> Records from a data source
○ ○ ○ ○ ○ ○ ○

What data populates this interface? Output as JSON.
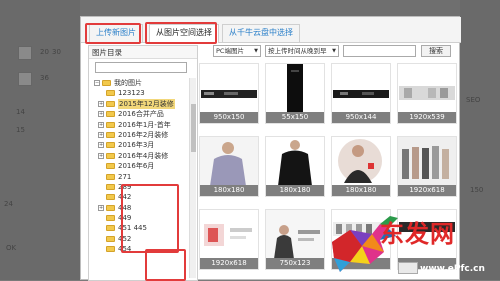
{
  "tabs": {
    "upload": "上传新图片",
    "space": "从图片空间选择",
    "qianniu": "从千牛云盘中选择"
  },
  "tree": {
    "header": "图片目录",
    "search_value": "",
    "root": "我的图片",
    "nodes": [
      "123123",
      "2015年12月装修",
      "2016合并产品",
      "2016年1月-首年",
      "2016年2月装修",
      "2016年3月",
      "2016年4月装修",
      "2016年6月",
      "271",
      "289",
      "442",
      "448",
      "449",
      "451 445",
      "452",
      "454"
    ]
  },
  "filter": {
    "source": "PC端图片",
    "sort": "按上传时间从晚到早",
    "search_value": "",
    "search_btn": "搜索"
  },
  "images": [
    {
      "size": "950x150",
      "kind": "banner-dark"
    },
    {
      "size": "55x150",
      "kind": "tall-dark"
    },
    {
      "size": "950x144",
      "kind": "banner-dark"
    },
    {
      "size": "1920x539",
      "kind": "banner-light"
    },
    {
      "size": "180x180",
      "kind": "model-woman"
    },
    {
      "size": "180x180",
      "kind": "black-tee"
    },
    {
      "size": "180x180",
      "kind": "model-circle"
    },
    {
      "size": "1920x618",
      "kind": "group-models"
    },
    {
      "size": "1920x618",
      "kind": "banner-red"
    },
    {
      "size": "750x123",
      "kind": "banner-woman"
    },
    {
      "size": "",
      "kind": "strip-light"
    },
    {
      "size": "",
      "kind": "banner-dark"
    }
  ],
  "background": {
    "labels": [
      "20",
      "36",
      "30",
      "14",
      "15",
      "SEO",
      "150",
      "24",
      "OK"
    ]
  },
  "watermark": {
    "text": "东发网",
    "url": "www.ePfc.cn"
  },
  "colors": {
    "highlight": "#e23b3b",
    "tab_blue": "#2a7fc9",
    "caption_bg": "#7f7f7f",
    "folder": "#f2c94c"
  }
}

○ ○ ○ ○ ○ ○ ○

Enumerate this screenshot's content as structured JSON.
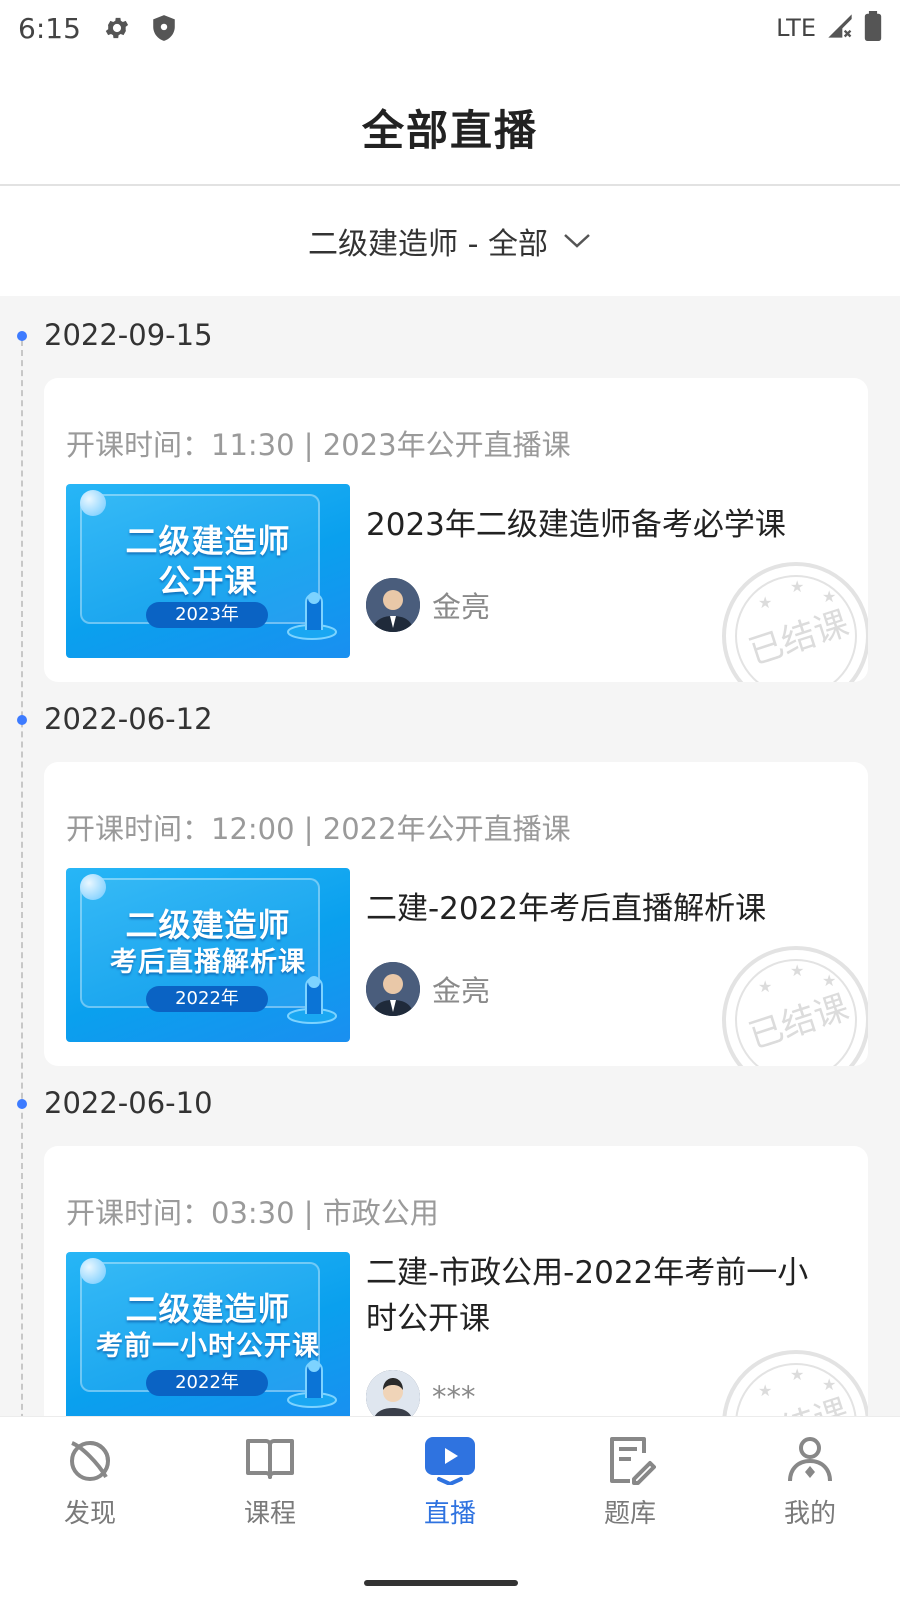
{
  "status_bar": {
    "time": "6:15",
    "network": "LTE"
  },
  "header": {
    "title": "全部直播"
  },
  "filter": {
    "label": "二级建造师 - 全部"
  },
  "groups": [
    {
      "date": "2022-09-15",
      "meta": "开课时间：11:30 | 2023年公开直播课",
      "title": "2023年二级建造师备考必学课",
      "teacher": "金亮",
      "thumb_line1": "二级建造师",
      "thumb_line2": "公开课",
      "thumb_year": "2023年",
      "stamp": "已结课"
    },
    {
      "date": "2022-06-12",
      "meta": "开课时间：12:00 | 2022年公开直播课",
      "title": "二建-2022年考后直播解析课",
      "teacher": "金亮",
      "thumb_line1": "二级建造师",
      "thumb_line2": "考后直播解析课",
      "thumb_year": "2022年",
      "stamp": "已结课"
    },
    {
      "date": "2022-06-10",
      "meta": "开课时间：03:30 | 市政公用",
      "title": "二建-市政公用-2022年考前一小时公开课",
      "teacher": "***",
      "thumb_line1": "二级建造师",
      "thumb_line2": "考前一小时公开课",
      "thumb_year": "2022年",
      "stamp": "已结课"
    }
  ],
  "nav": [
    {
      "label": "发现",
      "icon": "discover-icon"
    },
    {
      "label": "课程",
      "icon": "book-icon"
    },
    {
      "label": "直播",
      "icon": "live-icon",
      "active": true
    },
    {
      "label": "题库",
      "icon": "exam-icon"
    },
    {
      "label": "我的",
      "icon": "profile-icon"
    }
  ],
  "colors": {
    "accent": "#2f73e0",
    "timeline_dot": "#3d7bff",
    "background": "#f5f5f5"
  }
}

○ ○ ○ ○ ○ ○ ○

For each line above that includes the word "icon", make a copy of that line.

> Your response
      "icon": "discover-icon"
      "icon": "book-icon"
      "icon": "live-icon",
      "icon": "exam-icon"
      "icon": "profile-icon"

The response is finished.